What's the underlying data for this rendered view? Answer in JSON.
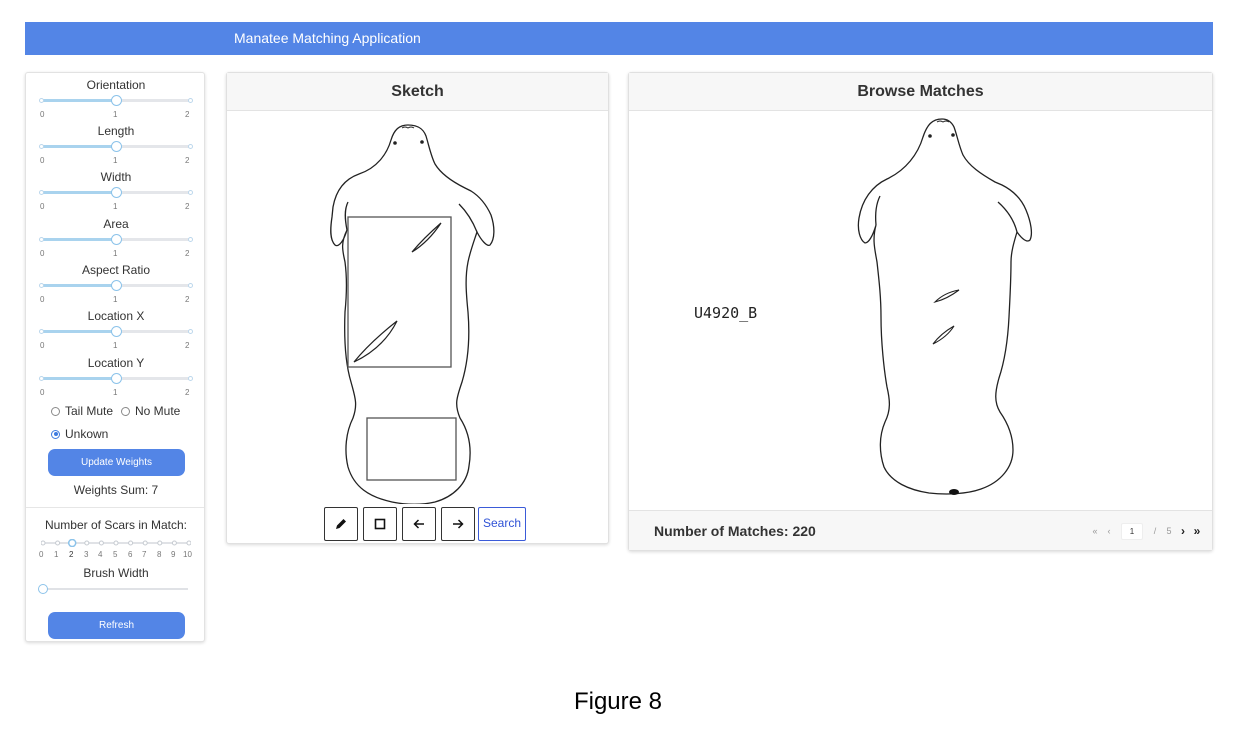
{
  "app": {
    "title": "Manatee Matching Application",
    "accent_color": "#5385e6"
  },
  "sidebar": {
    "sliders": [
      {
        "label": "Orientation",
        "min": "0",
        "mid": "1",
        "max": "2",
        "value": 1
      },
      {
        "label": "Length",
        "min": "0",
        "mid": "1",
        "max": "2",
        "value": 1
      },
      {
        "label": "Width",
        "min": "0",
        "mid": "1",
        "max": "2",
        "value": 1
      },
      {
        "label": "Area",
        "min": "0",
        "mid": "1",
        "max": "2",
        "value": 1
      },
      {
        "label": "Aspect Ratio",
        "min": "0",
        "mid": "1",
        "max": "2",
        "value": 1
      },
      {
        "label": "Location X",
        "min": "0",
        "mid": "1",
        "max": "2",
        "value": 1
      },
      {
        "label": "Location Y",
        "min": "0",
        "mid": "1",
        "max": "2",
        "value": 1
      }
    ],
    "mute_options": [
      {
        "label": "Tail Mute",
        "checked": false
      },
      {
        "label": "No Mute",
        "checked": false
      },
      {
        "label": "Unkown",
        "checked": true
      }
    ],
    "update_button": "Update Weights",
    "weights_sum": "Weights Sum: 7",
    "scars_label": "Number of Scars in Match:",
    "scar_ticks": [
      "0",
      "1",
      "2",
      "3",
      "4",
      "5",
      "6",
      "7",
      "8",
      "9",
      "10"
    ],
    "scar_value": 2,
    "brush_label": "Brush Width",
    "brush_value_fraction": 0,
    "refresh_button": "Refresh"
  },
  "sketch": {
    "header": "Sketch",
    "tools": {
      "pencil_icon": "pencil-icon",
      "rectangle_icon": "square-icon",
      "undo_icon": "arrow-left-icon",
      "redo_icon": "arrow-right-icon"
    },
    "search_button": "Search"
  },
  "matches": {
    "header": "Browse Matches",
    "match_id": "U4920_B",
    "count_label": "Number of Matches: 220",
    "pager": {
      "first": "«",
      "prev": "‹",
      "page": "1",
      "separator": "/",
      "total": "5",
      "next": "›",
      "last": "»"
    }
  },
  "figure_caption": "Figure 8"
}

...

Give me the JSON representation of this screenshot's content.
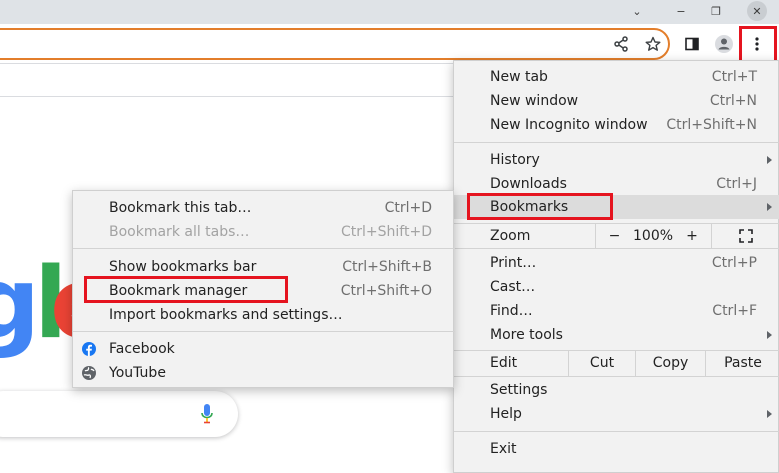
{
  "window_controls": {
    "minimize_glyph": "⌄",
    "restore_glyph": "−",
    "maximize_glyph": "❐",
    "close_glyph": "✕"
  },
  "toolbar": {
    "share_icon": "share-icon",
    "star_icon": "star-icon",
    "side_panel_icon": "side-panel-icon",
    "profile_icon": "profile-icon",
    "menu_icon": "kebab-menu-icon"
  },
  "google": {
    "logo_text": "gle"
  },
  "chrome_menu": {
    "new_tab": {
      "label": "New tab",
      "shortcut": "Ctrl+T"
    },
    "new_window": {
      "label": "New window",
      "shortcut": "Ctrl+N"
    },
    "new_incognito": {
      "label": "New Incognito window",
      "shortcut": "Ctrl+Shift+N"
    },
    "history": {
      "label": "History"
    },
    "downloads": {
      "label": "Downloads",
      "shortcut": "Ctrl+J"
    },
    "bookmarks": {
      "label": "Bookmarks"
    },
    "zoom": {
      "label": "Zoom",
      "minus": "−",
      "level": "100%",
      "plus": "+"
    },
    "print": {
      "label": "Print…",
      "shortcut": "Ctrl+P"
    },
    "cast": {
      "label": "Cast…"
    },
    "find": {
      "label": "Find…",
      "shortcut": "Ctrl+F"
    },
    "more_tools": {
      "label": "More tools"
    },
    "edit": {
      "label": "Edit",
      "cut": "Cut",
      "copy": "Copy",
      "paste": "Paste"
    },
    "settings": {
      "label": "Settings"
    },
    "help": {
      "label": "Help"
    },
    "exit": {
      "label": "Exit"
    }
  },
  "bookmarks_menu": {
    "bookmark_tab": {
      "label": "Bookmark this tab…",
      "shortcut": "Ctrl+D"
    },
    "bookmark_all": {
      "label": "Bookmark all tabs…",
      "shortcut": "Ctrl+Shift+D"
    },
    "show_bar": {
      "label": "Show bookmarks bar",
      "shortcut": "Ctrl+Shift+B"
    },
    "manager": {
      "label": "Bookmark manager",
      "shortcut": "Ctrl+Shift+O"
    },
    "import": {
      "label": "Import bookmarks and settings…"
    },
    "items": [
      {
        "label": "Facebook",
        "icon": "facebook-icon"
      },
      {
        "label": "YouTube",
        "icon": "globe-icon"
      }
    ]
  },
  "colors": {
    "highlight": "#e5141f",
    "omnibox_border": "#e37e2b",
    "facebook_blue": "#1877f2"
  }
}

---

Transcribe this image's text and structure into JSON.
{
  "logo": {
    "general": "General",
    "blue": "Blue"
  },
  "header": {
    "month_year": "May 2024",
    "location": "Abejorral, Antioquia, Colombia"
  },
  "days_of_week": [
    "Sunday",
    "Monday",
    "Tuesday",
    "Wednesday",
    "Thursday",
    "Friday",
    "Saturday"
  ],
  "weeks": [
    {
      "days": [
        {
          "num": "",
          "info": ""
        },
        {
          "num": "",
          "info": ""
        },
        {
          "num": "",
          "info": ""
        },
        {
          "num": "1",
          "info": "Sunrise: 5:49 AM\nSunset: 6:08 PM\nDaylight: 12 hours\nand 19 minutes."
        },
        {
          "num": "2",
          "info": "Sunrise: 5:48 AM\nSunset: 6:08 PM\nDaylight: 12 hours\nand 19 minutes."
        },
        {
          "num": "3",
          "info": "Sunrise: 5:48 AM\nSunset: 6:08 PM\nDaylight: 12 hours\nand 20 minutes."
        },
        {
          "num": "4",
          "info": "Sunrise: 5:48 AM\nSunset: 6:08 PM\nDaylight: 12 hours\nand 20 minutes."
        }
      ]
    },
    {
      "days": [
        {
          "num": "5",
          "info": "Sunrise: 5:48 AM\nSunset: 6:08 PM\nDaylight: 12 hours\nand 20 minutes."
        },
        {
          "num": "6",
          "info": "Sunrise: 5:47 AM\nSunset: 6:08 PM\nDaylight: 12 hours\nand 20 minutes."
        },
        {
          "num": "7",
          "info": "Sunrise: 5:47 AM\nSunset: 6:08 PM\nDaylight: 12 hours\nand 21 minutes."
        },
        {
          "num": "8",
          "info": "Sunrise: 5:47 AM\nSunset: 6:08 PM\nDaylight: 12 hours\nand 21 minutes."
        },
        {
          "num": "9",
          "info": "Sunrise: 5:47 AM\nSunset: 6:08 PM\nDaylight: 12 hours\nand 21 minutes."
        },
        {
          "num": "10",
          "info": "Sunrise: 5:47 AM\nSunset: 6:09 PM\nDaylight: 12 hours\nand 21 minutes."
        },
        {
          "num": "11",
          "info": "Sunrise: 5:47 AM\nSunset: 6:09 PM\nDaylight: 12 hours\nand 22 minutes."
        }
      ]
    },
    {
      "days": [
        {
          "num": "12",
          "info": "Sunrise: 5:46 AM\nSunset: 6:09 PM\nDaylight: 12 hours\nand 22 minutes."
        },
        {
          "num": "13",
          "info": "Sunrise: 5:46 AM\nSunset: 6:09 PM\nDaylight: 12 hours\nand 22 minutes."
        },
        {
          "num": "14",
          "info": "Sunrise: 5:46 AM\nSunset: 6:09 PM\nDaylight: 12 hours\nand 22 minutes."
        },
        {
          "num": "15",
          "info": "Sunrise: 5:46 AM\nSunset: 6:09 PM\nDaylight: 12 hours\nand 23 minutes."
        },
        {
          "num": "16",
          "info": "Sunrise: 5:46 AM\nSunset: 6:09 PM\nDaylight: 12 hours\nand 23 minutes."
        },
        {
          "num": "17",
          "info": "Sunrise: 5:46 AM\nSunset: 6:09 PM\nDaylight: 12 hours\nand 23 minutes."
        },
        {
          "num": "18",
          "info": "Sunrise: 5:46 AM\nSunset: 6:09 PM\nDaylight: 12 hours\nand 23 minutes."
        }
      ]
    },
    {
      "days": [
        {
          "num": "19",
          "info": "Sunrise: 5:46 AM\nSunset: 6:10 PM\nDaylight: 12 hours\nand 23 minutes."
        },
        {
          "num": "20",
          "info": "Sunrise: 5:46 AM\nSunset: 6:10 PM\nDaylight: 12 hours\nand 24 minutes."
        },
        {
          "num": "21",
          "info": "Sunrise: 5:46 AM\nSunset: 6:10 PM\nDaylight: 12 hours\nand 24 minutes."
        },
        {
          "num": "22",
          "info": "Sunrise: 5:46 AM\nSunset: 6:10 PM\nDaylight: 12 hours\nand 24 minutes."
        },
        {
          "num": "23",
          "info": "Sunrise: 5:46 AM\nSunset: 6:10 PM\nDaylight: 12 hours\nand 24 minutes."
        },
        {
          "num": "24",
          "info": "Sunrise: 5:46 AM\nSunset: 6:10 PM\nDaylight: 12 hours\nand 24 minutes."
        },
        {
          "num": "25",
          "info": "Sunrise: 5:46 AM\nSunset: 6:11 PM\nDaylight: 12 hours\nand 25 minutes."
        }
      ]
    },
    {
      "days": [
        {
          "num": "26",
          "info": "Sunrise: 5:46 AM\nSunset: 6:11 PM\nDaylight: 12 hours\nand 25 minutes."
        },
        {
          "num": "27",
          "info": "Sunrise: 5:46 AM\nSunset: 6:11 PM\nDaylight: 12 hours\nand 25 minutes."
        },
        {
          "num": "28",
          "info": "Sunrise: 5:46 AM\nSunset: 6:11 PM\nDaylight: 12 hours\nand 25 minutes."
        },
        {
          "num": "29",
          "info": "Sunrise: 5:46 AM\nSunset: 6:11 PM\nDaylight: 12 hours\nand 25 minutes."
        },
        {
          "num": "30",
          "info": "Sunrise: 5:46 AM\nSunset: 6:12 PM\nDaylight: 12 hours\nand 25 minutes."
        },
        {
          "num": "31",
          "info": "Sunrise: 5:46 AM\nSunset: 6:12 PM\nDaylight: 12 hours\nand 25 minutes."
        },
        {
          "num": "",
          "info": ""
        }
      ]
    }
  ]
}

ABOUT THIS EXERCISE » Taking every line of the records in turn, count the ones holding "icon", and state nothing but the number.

ANSWER BOX » 11